During the course of the project, we extended our research network by collaborating with different European research groups in a national and international level. The results of the project were disseminated in various seminars organised by the host institution, in two workshops, and in four international conferences. One article is already accepted as a result of the work done for this project and enough material is produced for two more articles, already under preparation.
We have addressed the problematic of drinking and waste water contamination that has gained a worldwide attention, forcing the scientific community to focus on the search for innovative decontamination techniques.

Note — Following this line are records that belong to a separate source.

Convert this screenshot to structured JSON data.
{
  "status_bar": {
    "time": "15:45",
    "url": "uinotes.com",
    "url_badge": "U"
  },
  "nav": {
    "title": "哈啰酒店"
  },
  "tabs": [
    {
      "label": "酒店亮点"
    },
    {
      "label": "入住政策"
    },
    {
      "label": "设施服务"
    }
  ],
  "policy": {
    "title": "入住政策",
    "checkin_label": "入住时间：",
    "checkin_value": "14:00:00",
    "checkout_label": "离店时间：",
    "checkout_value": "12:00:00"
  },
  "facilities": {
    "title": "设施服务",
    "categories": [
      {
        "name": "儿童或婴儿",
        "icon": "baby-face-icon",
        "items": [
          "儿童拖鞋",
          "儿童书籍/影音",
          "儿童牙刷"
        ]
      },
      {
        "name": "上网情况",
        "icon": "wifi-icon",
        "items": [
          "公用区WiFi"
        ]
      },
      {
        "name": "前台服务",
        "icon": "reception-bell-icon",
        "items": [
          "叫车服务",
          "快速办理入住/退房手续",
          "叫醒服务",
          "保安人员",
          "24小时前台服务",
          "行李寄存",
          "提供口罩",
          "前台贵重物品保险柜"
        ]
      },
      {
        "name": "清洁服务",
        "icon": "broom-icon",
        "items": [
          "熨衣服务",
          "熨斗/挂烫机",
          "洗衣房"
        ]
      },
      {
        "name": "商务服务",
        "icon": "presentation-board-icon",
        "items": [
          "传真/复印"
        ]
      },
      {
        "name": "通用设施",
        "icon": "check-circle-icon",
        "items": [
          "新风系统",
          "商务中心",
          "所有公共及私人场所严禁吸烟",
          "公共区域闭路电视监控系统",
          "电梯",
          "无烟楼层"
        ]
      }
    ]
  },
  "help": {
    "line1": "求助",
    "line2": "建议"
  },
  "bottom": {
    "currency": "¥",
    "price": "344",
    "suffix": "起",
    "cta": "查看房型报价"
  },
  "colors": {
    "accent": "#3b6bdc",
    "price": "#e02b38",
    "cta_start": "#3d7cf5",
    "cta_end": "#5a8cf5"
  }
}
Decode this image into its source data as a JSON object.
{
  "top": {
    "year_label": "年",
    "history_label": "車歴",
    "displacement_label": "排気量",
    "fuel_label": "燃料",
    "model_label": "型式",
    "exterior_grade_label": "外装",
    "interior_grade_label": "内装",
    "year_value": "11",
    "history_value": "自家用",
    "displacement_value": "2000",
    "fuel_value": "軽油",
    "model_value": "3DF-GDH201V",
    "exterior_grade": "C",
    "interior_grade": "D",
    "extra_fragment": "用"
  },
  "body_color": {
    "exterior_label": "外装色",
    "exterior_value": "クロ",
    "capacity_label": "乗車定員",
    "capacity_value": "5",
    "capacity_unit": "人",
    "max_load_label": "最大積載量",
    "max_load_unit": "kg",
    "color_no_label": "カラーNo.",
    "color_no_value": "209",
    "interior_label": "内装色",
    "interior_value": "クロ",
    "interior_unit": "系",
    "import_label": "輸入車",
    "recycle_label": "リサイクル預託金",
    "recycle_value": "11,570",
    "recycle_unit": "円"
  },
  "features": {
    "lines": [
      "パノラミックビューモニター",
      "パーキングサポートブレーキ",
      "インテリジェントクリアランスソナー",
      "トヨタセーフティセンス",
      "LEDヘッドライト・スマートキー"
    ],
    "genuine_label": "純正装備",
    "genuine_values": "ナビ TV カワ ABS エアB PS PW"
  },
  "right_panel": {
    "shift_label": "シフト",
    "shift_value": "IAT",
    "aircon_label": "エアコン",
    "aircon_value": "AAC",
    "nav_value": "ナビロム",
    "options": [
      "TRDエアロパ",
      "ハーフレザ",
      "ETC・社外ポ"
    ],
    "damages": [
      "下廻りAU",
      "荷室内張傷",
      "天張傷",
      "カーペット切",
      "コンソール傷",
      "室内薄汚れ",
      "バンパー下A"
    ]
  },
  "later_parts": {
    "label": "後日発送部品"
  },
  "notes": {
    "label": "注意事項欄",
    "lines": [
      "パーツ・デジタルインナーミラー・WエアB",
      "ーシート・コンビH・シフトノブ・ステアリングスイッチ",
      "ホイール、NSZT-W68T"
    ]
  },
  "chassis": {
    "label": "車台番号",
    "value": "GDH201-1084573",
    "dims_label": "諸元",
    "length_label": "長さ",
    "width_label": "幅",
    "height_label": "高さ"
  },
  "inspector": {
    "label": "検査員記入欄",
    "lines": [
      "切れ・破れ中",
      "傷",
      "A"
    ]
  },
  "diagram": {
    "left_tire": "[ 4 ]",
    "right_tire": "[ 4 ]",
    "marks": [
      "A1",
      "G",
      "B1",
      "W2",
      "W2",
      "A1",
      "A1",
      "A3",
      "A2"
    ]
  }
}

This project led to the development of novel remediation strategies of some of the most problematic, redox-sensitive contaminants worldwide, such as As, Sb and U. All three contaminants are included in the priority pollutants list of various environmental agencies worldwide, as excess intake by humans causes severe toxicity related health problems. In addition, we addressed the problems of high acidity, and high phosphate concentration, which are the major inhibitors of various treatments proposed so far, and we developed a novel three-step treatment process, providing new insights into a new ‘green’ route for the decontamination of drinking and waste waters, using materials from the recycling industry. The results of this project provided fundamental knowledge on the abiotic reduction mechanisms of trace elements, which is crucial not only for setting new remediation strategies for the drinking and wastewater, but also for the human health, such as the development of therapeutic agents (e.g. Se nanoparticles tested to treat cancer cell spheroids, shown to behave amazing similarities to soil aggregates), contributing to the enhancement of the European competitiveness and excellence.
A novel remediation strategy for the removal of As, Sb and U from acidic, phosphate-rich leachates
Microfluidic channel made of NOA and flow-through system